Winning the Scene Writing Game

So many first novels I see begin with pages upon pages of a character trying to tell me who they are. Lots of times this is done through back story. While the great novelists often do begin with a bit of narrative, most will ease you into a scene fairly quickly. For it is through scenes that the readers share the experience of the characters.

Writing Tip for Today: How can you decide which story events to dramatize and which to summarize?

Count the Characters.

In any scene you write, you’ll usually want at least two characters present. If your Main Character is alone on stage for a scene, make sure it is brief and full of enough tension to keep readers reading. Get someone else on stage as soon as possible and your scene has a better chance of hooking your reader. This is because conflict is easier to sustain when your character is not shadow boxing. I’m not saying never write a scene with a solo character, but if you do, know that the requirements for engagement are more difficult–especially if you employ a flash back or back story.

Move the Game Pieces.

You can think of your plot as a board game, where your MC must move through time and space, overcome obstacles and ultimately win or lose. If you write a scene that doesn’t reveal any new information about the story goal, it’s like drawing the “Go to Jail” card. Your story stalls while your character is off on some tangent or not doing much of anything. Most novels can safely eliminate these types of scenes: travel from one place to another, introductions, mundane activities which don’t have any bearing on the story (meeting for tea, getting up & dressed every morning, driving to work). We can safely assume most characters get up and dressed, drink coffee, etc, without dramatizing these events–UNLESS some big revelation occurs during them. A scene where your MC brushes his teeth is not going to help unless his wife walks up behind him and announces that her mother is moving in.

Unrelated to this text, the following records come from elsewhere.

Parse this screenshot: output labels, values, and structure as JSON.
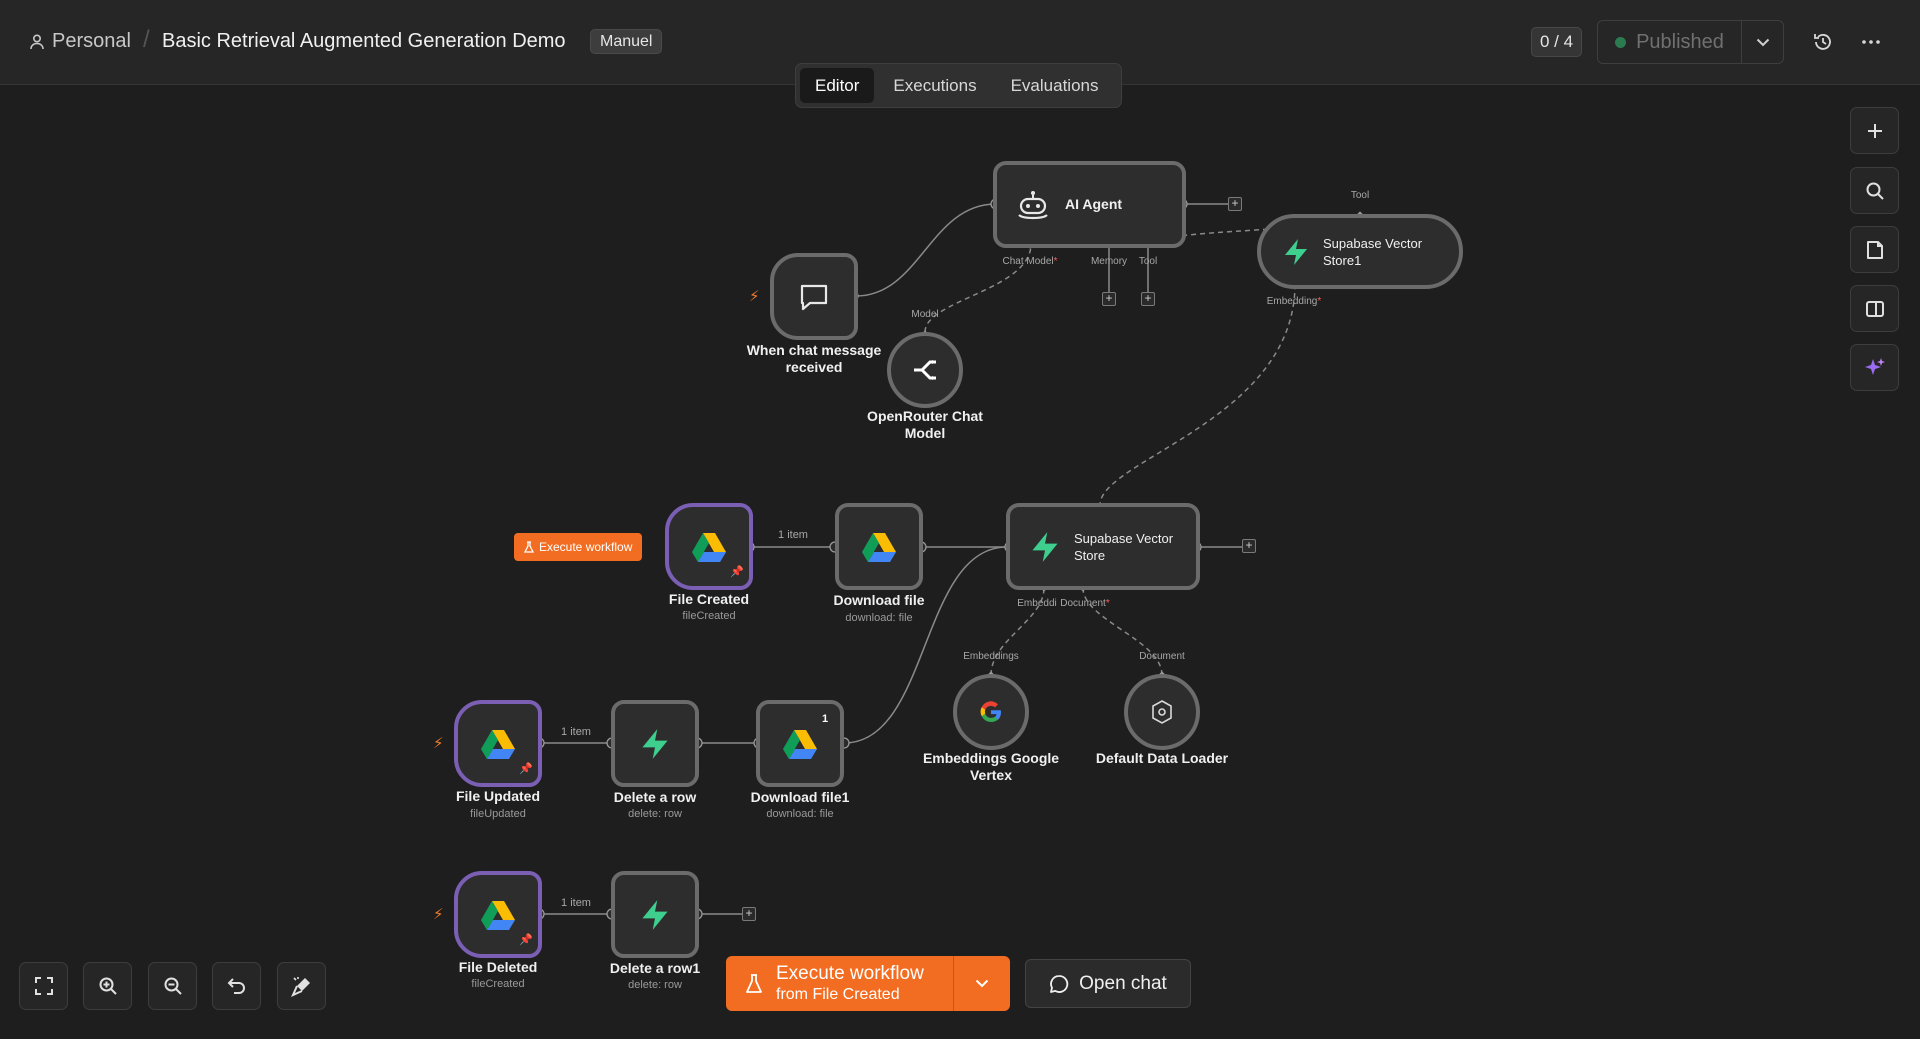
{
  "header": {
    "personal_label": "Personal",
    "separator": "/",
    "workflow_title": "Basic Retrieval Augmented Generation Demo",
    "tag": "Manuel",
    "counter": "0 / 4",
    "publish_label": "Published"
  },
  "tabs": [
    {
      "label": "Editor",
      "active": true
    },
    {
      "label": "Executions",
      "active": false
    },
    {
      "label": "Evaluations",
      "active": false
    }
  ],
  "icons": {
    "right_toolbar": [
      "plus-icon",
      "search-icon",
      "sticky-note-icon",
      "panel-icon",
      "ai-sparkle-icon"
    ],
    "bottom_toolbar": [
      "fit-view-icon",
      "zoom-in-icon",
      "zoom-out-icon",
      "undo-icon",
      "tidy-up-icon"
    ],
    "header": [
      "user-icon",
      "history-icon",
      "more-icon"
    ]
  },
  "colors": {
    "accent": "#f26d21",
    "node_border": "#6b6b6b",
    "selected_border": "#7a5fb5",
    "supabase": "#3ecf8e",
    "published_dot": "#2c7a50"
  },
  "bottom": {
    "execute_line1": "Execute workflow",
    "execute_line2": "from File Created",
    "open_chat": "Open chat"
  },
  "canvas": {
    "execute_badge": "Execute workflow",
    "nodes": {
      "chat_trigger": {
        "label_line1": "When chat message",
        "label_line2": "received"
      },
      "ai_agent": {
        "label": "AI Agent",
        "handle_chat_model": "Chat Model",
        "handle_memory": "Memory",
        "handle_tool": "Tool"
      },
      "openrouter": {
        "label_line1": "OpenRouter Chat",
        "label_line2": "Model",
        "handle": "Model"
      },
      "supabase_store1": {
        "label_line1": "Supabase Vector",
        "label_line2": "Store1",
        "handle_tool": "Tool",
        "handle_embedding": "Embedding"
      },
      "file_created": {
        "label": "File Created",
        "sub": "fileCreated"
      },
      "download_file": {
        "label": "Download file",
        "sub": "download: file"
      },
      "supabase_store": {
        "label_line1": "Supabase Vector",
        "label_line2": "Store",
        "handle_embedding": "Embeddi",
        "handle_document": "Document"
      },
      "embeddings": {
        "label_line1": "Embeddings Google",
        "label_line2": "Vertex",
        "handle": "Embeddings"
      },
      "data_loader": {
        "label": "Default Data Loader",
        "handle": "Document"
      },
      "file_updated": {
        "label": "File Updated",
        "sub": "fileUpdated"
      },
      "delete_row": {
        "label": "Delete a row",
        "sub": "delete: row"
      },
      "download_file1": {
        "label": "Download file1",
        "sub": "download: file",
        "badge": "1"
      },
      "file_deleted": {
        "label": "File Deleted",
        "sub": "fileCreated"
      },
      "delete_row1": {
        "label": "Delete a row1",
        "sub": "delete: row"
      }
    },
    "edge_labels": {
      "created_to_download": "1 item",
      "updated_to_delete": "1 item",
      "deleted_to_delete": "1 item"
    }
  }
}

Stack Events in Order.

As you identify the steps (or game spaces) you need to fulfill the story’s goal, start with the least important or tense. In order to write scenes that increase in tension, you want the most important to be the do or die moment, when all looks hopeless. This is where the MC MUST ACT. No more talking about it. It’s win or lose. The reader, if following the rising action of the story, will be looking for a moment where your character displays the courage to face whatever has been holding her back. The climax scene is where the main goal of your character is either attained or not attained. Remember, there are only a few possible outcomes of any story. Happy, not happy or Don’t Care (not recommended!). Readers expect a payoff for their attention, and the climax is where you give it to them.

About Linda S. Clare

I'm an author, speaker, writing coach and mentor. I teach both fiction and nonfiction writing at Lane Community College and in the doctoral program as expert writing advisor for George Fox University. I love helping writers improve their craft and I'm both an avid reader and writer of stories about those with wounded hearts.

Leave a Reply

Your email address will not be published.